Items from a data source:
---
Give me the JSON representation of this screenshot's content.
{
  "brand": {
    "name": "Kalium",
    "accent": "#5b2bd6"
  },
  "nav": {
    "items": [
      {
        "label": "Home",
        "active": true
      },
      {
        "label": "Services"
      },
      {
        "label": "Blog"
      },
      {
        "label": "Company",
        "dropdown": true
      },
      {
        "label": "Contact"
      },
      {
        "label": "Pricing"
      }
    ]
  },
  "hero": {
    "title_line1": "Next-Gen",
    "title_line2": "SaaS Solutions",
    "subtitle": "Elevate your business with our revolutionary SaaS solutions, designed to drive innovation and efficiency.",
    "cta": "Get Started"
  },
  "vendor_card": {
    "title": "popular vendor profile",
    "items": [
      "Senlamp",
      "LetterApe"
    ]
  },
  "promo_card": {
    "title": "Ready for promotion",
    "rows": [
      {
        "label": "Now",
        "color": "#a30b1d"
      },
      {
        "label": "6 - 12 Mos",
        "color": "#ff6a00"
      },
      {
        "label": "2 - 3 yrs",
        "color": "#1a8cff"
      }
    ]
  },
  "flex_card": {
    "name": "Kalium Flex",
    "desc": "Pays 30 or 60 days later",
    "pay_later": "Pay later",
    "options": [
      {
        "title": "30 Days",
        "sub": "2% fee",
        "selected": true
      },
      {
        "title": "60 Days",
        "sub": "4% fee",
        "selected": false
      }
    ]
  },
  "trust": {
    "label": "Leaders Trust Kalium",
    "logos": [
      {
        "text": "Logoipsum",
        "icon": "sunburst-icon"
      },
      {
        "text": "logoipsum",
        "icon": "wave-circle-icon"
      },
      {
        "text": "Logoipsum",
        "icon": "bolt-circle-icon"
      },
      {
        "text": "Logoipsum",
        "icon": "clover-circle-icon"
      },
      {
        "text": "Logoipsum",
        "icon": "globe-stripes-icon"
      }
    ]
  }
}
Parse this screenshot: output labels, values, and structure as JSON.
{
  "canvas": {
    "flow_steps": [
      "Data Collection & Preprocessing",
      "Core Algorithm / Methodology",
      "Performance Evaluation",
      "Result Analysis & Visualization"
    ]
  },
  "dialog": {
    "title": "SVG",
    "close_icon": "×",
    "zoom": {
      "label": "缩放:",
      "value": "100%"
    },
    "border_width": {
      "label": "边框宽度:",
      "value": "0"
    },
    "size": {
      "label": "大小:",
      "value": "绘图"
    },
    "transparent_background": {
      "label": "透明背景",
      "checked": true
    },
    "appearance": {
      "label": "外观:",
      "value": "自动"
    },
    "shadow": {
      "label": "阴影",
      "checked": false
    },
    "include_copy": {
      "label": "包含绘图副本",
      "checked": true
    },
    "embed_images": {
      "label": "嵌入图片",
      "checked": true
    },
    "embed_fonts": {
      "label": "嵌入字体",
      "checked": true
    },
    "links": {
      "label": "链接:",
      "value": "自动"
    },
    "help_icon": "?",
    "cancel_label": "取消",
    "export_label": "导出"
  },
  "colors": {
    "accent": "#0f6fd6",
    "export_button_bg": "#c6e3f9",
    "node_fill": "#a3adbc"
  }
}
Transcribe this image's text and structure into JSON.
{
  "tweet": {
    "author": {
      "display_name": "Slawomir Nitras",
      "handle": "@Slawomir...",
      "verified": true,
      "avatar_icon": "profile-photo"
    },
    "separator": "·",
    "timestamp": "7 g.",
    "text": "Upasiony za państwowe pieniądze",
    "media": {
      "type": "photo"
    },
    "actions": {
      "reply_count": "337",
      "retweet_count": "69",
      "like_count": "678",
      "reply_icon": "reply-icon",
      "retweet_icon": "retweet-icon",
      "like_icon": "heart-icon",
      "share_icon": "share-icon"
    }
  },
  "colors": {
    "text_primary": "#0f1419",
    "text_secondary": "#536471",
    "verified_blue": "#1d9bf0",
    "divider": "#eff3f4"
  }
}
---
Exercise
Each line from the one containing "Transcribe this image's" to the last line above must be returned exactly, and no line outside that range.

Exercise response
Transcribe this image's text and structure into JSON.
{
  "tweet": {
    "author": {
      "display_name": "Slawomir Nitras",
      "handle": "@Slawomir...",
      "verified": true,
      "avatar_icon": "profile-photo"
    },
    "separator": "·",
    "timestamp": "7 g.",
    "text": "Upasiony za państwowe pieniądze",
    "media": {
      "type": "photo"
    },
    "actions": {
      "reply_count": "337",
      "retweet_count": "69",
      "like_count": "678",
      "reply_icon": "reply-icon",
      "retweet_icon": "retweet-icon",
      "like_icon": "heart-icon",
      "share_icon": "share-icon"
    }
  },
  "colors": {
    "text_primary": "#0f1419",
    "text_secondary": "#536471",
    "verified_blue": "#1d9bf0",
    "divider": "#eff3f4"
  }
}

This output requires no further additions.